Although most affected pregnancies with mild preeclampsia deliver near or at term with good maternal and fetal outcomes, these pregnancies are at increased risk for serious maternal and/or fetal mortality. Fetal risks include growth restriction, oligohydramnios, placental infarction, placental abruption, uteroplacental insufficiency, perinatal death. Maternal risks include: central nervous system manifestations such as seizures and stroke, disseminated intravascular coagulation and its complications, increased likelihood of cesarean delivery, renal failure, hepatic failure, and death.5
Many guidelines and recommendations are available to the clinician treating preeclampsia. Management includes control of blood pressure with antihypertensives, the use of low-dose aspirin for prevention, and magnesium sulfate when indicated. Treatment of severe hypertension (≥ 160/110 mmHg) is necessary to prevent maternal cerebrovascular, cardiac, and renal complications.1 However, delivery is the only definitive treatment to prevent progression of maternal or fetal complications.1 In general, signs and symptoms of preeclampsia resolve with delivery. Timing of delivery is based upon gestational age, the severity of preeclampsia, and maternal and fetal condition. All term pregnancies (≥ 37 weeks) with mild or severe preeclampsia are delivered promptly. For preterm pregnancies (≤ 37 weeks), those with severe symptoms are delivered and those with mild symptoms are managed conservatively with bed rest and close fetal and maternal surveillance.4

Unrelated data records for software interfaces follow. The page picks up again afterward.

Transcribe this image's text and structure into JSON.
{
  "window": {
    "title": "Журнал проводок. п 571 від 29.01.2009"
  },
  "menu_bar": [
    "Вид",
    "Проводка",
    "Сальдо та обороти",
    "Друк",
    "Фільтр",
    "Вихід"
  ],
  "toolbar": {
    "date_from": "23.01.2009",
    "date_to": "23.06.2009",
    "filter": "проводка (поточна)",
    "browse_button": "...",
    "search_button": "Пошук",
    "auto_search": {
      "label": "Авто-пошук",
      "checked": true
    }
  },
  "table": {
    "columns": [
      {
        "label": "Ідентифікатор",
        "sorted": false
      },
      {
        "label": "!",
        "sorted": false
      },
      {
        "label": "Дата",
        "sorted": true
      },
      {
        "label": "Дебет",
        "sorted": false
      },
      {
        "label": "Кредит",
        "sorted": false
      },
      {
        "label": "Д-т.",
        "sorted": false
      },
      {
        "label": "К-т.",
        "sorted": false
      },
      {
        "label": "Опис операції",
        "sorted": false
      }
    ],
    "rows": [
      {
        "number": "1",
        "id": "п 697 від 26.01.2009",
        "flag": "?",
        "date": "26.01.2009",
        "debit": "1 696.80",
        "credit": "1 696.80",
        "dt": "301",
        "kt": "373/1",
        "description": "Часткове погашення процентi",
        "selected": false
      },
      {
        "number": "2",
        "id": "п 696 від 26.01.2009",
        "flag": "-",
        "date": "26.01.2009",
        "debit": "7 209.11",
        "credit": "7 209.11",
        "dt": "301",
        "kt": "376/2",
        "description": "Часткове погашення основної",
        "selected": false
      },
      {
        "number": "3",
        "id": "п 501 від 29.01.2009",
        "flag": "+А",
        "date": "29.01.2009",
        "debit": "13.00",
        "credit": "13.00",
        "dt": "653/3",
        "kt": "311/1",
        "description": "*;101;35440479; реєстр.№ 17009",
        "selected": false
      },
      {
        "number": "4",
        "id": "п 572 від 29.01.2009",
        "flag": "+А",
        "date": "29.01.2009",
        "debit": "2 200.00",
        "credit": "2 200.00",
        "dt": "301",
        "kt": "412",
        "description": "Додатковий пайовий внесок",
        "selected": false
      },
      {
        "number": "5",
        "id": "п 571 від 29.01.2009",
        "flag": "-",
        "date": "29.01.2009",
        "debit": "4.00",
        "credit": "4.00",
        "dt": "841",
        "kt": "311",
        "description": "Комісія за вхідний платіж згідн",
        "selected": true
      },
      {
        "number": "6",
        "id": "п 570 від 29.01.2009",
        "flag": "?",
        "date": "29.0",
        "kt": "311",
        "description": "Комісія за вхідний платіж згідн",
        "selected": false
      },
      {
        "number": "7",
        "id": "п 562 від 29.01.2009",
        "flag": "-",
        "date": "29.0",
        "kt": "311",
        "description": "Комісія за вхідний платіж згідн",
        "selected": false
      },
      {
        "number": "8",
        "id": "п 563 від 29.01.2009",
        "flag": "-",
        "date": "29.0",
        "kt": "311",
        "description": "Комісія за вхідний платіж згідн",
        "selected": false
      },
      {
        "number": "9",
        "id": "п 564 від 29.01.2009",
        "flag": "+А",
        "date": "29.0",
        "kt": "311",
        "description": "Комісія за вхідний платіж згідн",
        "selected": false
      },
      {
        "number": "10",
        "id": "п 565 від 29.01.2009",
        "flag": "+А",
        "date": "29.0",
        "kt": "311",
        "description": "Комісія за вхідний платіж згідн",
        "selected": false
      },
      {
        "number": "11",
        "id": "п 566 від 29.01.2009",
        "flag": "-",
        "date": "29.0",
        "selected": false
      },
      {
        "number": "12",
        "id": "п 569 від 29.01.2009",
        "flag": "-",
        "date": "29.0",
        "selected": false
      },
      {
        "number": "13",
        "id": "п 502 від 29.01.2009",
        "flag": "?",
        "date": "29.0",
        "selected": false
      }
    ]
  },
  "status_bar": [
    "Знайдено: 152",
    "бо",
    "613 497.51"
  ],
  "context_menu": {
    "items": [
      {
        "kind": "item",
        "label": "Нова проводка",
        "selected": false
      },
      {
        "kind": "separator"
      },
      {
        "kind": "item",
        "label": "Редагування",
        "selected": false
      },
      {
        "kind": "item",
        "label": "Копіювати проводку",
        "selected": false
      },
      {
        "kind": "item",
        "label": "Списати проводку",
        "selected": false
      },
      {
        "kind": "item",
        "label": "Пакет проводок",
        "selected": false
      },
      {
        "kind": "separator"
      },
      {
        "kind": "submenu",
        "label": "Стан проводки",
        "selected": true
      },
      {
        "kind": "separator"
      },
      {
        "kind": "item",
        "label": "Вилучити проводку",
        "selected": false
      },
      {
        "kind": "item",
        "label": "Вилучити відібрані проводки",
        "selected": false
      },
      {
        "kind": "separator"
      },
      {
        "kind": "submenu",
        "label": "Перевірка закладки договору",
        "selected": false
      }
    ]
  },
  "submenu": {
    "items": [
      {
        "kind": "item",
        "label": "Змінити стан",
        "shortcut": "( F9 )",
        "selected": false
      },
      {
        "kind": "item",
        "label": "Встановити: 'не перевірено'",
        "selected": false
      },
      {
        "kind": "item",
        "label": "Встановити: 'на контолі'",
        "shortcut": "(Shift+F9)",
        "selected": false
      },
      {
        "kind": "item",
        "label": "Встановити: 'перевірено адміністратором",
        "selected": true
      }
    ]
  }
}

General management recommendations include the “continued treatment of women with a remote history of preeclampsia.” The treatment of preeclampsia should not end after pregnancy, or even after the childbearing years. These women need to be followed in later life for the development of cardiovascular disease and advised regarding any modifiable risk factors.1
Lylla Ngo, M.D
Thomas Hale, Ph.D.
1. Berzan E, Doyle R, Brown CM: Treatment of preeclampsia: current approach and future perspectives. Current Hypertension Reports. 2014 Sep 2014;16(9):473.
2. Melchiorre K, Sharma R, Thilaganathan B.Cardiovascular implications in preeclampsia: an overview. Circulation. Aug 19 2014;130(8):703-14.
3. August P, Sibai B. Preeclampsa: Clinical features and diagnosis. UpTodate. 8/13/2014 ed; 2014.
4. Norwits ER, Repke JT. Preeclampsia: Management and prognosis. UpTodate. 8/4/2014 ed; 2014.
5. Decherney AH, Nathan L, Laufer N, Roman AS. Current diagnosis and treatment: Obstetrics and Gynecology. Lange 11th edition; 2013.